**Description of the task:**
Look for the string "tiền" in the listing. Copy each line that has it.

**Data to process:**

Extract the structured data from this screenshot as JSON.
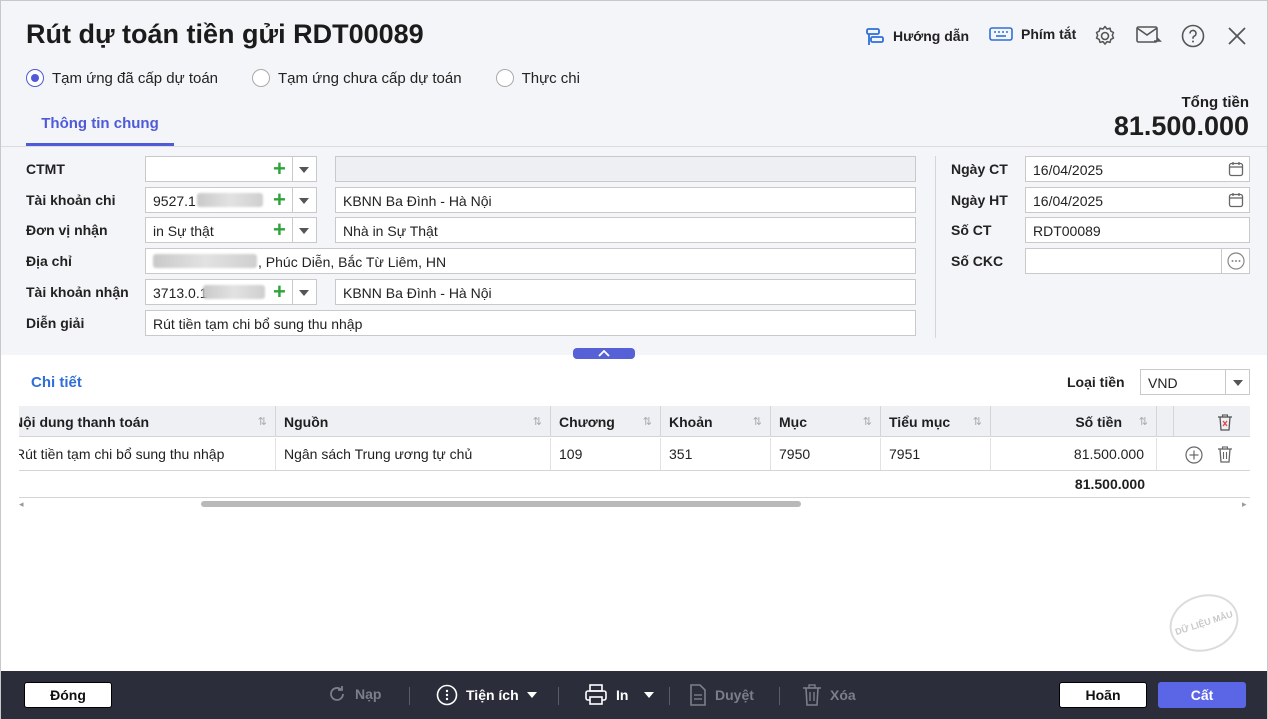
{
  "window": {
    "title": "Rút dự toán tiền gửi RDT00089",
    "guide_label": "Hướng dẫn",
    "shortcut_label": "Phím tắt"
  },
  "options": [
    {
      "label": "Tạm ứng đã cấp dự toán",
      "selected": true
    },
    {
      "label": "Tạm ứng chưa cấp dự toán",
      "selected": false
    },
    {
      "label": "Thực chi",
      "selected": false
    }
  ],
  "tab": {
    "label": "Thông tin chung"
  },
  "total": {
    "label": "Tổng tiền",
    "value": "81.500.000"
  },
  "form": {
    "ctmt": {
      "label": "CTMT",
      "value": "",
      "name": ""
    },
    "tk_chi": {
      "label": "Tài khoản chi",
      "value": "9527.1",
      "name": "KBNN Ba Đình - Hà Nội"
    },
    "don_vi": {
      "label": "Đơn vị nhận",
      "value": "in Sự thật",
      "name": "Nhà in Sự Thật"
    },
    "dia_chi": {
      "label": "Địa chỉ",
      "value": ", Phúc Diễn, Bắc Từ Liêm, HN"
    },
    "tk_nhan": {
      "label": "Tài khoản nhận",
      "value": "3713.0.1",
      "name": "KBNN Ba Đình - Hà Nội"
    },
    "dien_giai": {
      "label": "Diễn giải",
      "value": "Rút tiền tạm chi bổ sung thu nhập"
    }
  },
  "right_form": {
    "ngay_ct": {
      "label": "Ngày CT",
      "value": "16/04/2025"
    },
    "ngay_ht": {
      "label": "Ngày HT",
      "value": "16/04/2025"
    },
    "so_ct": {
      "label": "Số CT",
      "value": "RDT00089"
    },
    "so_ckc": {
      "label": "Số CKC",
      "value": ""
    }
  },
  "detail": {
    "title": "Chi tiết",
    "currency_label": "Loại tiền",
    "currency_value": "VND",
    "columns": [
      "Nội dung thanh toán",
      "Nguồn",
      "Chương",
      "Khoản",
      "Mục",
      "Tiểu mục",
      "Số tiền"
    ],
    "rows": [
      {
        "noi_dung": "Rút tiền tạm chi bổ sung thu nhập",
        "nguon": "Ngân sách Trung ương tự chủ",
        "chuong": "109",
        "khoan": "351",
        "muc": "7950",
        "tieu_muc": "7951",
        "so_tien": "81.500.000"
      }
    ],
    "total": "81.500.000"
  },
  "footer": {
    "close": "Đóng",
    "reload": "Nạp",
    "utilities": "Tiện ích",
    "print": "In",
    "approve": "Duyệt",
    "delete": "Xóa",
    "cancel": "Hoãn",
    "save": "Cất"
  },
  "watermark": "DỮ LIỆU MẪU",
  "colors": {
    "accent": "#4e5ad8",
    "footer": "#2b2e3a",
    "plus": "#2fa33b"
  }
}
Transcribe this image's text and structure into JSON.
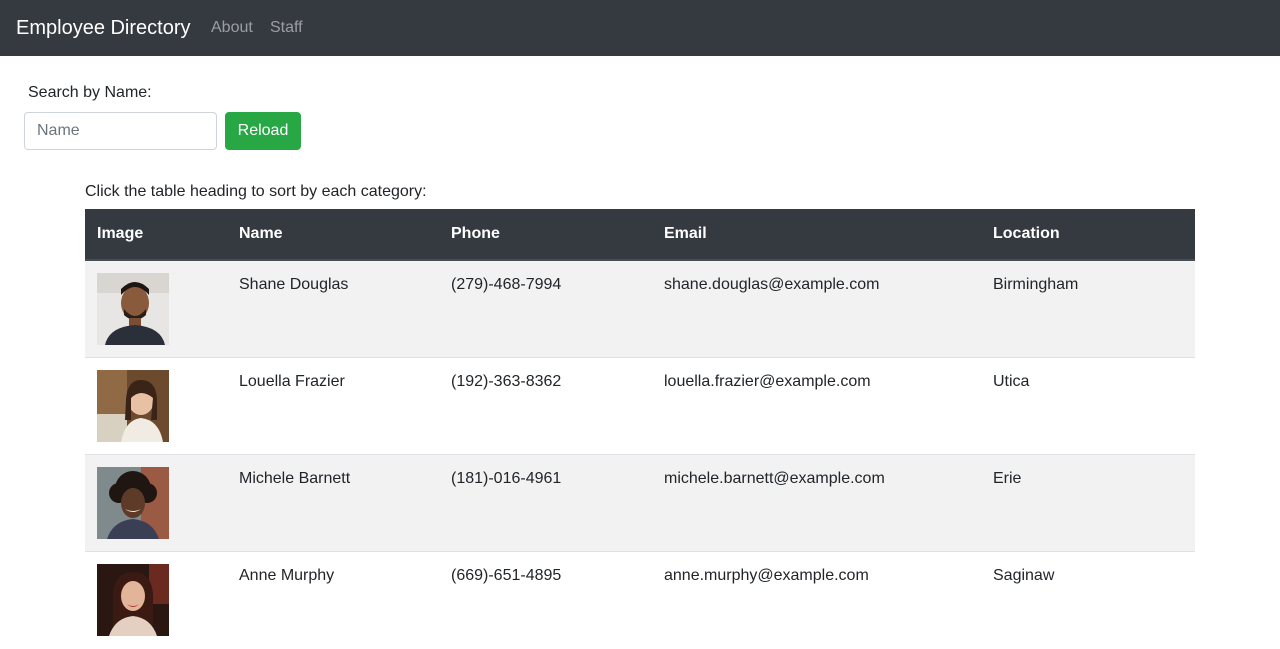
{
  "navbar": {
    "brand": "Employee Directory",
    "links": [
      {
        "label": "About"
      },
      {
        "label": "Staff"
      }
    ]
  },
  "search": {
    "label": "Search by Name:",
    "placeholder": "Name",
    "value": "",
    "reload_label": "Reload"
  },
  "instructions": "Click the table heading to sort by each category:",
  "table": {
    "headers": [
      "Image",
      "Name",
      "Phone",
      "Email",
      "Location"
    ],
    "rows": [
      {
        "name": "Shane Douglas",
        "phone": "(279)-468-7994",
        "email": "shane.douglas@example.com",
        "location": "Birmingham",
        "avatar_icon": "man-portrait-photo"
      },
      {
        "name": "Louella Frazier",
        "phone": "(192)-363-8362",
        "email": "louella.frazier@example.com",
        "location": "Utica",
        "avatar_icon": "woman-portrait-photo"
      },
      {
        "name": "Michele Barnett",
        "phone": "(181)-016-4961",
        "email": "michele.barnett@example.com",
        "location": "Erie",
        "avatar_icon": "woman-portrait-photo"
      },
      {
        "name": "Anne Murphy",
        "phone": "(669)-651-4895",
        "email": "anne.murphy@example.com",
        "location": "Saginaw",
        "avatar_icon": "woman-portrait-photo"
      }
    ]
  },
  "colors": {
    "navbar_bg": "#343a40",
    "reload_button": "#28a745",
    "striped_row": "#f2f2f2"
  }
}
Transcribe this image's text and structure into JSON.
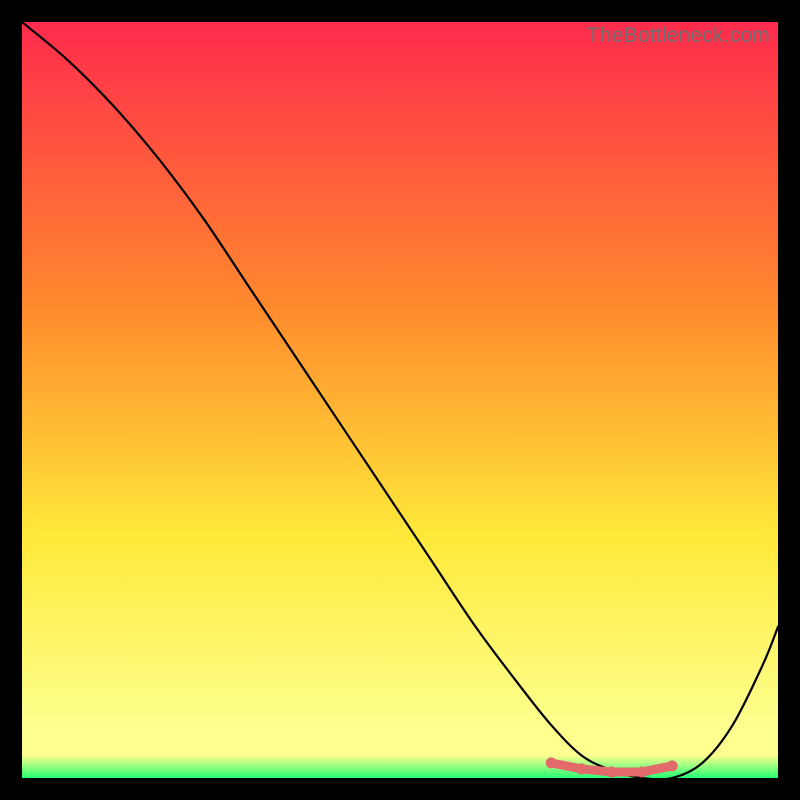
{
  "watermark": "TheBottleneck.com",
  "colors": {
    "gradient_top": "#ff2b4d",
    "gradient_mid1": "#ff8b2d",
    "gradient_mid2": "#ffe93a",
    "gradient_low": "#fdff8e",
    "gradient_bottom": "#26ff73",
    "curve": "#000000",
    "marker": "#e26a6a",
    "frame_bg": "#000000"
  },
  "chart_data": {
    "type": "line",
    "title": "",
    "xlabel": "",
    "ylabel": "",
    "xlim": [
      0,
      100
    ],
    "ylim": [
      0,
      100
    ],
    "grid": false,
    "legend": false,
    "series": [
      {
        "name": "bottleneck-curve",
        "x": [
          0,
          6,
          12,
          18,
          24,
          30,
          36,
          42,
          48,
          54,
          60,
          66,
          70,
          74,
          78,
          82,
          86,
          90,
          94,
          98,
          100
        ],
        "values": [
          100,
          95,
          89,
          82,
          74,
          65,
          56,
          47,
          38,
          29,
          20,
          12,
          7,
          3,
          1,
          0,
          0,
          2,
          7,
          15,
          20
        ]
      }
    ],
    "highlight_range": {
      "name": "optimal-zone",
      "x": [
        70,
        74,
        78,
        82,
        86
      ],
      "values": [
        2,
        1.2,
        0.8,
        0.8,
        1.6
      ]
    }
  }
}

**Your solution:**
    "title": "Rút dự toán tiền gửi RDT00089",
    "label": "Tổng tiền",
      "value": "Rút tiền tạm chi bổ sung thu nhập"
    "currency_label": "Loại tiền",
      "Số tiền"
        "noi_dung": "Rút tiền tạm chi bổ sung thu nhập",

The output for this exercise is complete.